WORK TASK: Your output should be the whole listing, identical to the original.

_ _ _ _

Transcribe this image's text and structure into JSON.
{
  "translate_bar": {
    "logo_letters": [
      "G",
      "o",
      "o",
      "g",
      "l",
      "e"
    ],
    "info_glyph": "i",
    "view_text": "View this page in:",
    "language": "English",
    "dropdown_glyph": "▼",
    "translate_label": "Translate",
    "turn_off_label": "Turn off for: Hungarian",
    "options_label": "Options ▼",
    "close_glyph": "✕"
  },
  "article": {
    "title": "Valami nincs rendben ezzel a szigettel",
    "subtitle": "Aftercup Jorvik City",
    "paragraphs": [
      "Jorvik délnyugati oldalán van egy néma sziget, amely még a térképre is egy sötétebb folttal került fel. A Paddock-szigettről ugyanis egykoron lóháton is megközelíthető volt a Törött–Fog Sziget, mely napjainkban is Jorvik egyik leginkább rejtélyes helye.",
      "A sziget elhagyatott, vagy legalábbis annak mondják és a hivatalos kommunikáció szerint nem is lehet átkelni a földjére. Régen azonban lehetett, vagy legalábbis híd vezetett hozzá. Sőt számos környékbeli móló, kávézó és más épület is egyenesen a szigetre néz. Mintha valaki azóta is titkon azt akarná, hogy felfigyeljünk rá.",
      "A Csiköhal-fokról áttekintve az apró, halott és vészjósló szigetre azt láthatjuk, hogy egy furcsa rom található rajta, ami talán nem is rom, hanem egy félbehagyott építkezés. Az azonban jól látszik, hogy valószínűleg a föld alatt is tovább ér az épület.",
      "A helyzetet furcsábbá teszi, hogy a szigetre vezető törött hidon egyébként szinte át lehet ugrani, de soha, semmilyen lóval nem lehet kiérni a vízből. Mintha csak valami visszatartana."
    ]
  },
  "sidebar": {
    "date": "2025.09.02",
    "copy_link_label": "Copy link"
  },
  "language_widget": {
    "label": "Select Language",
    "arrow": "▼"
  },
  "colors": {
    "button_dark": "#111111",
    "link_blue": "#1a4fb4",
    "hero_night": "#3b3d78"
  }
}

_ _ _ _

EXERCISE OUTPUT:
Transcribe this image's text and structure into JSON.
{
  "translate_bar": {
    "logo_letters": [
      "G",
      "o",
      "o",
      "g",
      "l",
      "e"
    ],
    "info_glyph": "i",
    "view_text": "View this page in:",
    "language": "English",
    "dropdown_glyph": "▼",
    "translate_label": "Translate",
    "turn_off_label": "Turn off for: Hungarian",
    "options_label": "Options ▼",
    "close_glyph": "✕"
  },
  "article": {
    "title": "Valami nincs rendben ezzel a szigettel",
    "subtitle": "Aftercup Jorvik City",
    "paragraphs": [
      "Jorvik délnyugati oldalán van egy néma sziget, amely még a térképre is egy sötétebb folttal került fel. A Paddock-szigettről ugyanis egykoron lóháton is megközelíthető volt a Törött–Fog Sziget, mely napjainkban is Jorvik egyik leginkább rejtélyes helye.",
      "A sziget elhagyatott, vagy legalábbis annak mondják és a hivatalos kommunikáció szerint nem is lehet átkelni a földjére. Régen azonban lehetett, vagy legalábbis híd vezetett hozzá. Sőt számos környékbeli móló, kávézó és más épület is egyenesen a szigetre néz. Mintha valaki azóta is titkon azt akarná, hogy felfigyeljünk rá.",
      "A Csiköhal-fokról áttekintve az apró, halott és vészjósló szigetre azt láthatjuk, hogy egy furcsa rom található rajta, ami talán nem is rom, hanem egy félbehagyott építkezés. Az azonban jól látszik, hogy valószínűleg a föld alatt is tovább ér az épület.",
      "A helyzetet furcsábbá teszi, hogy a szigetre vezető törött hidon egyébként szinte át lehet ugrani, de soha, semmilyen lóval nem lehet kiérni a vízből. Mintha csak valami visszatartana."
    ]
  },
  "sidebar": {
    "date": "2025.09.02",
    "copy_link_label": "Copy link"
  },
  "language_widget": {
    "label": "Select Language",
    "arrow": "▼"
  },
  "colors": {
    "button_dark": "#111111",
    "link_blue": "#1a4fb4",
    "hero_night": "#3b3d78"
  }
}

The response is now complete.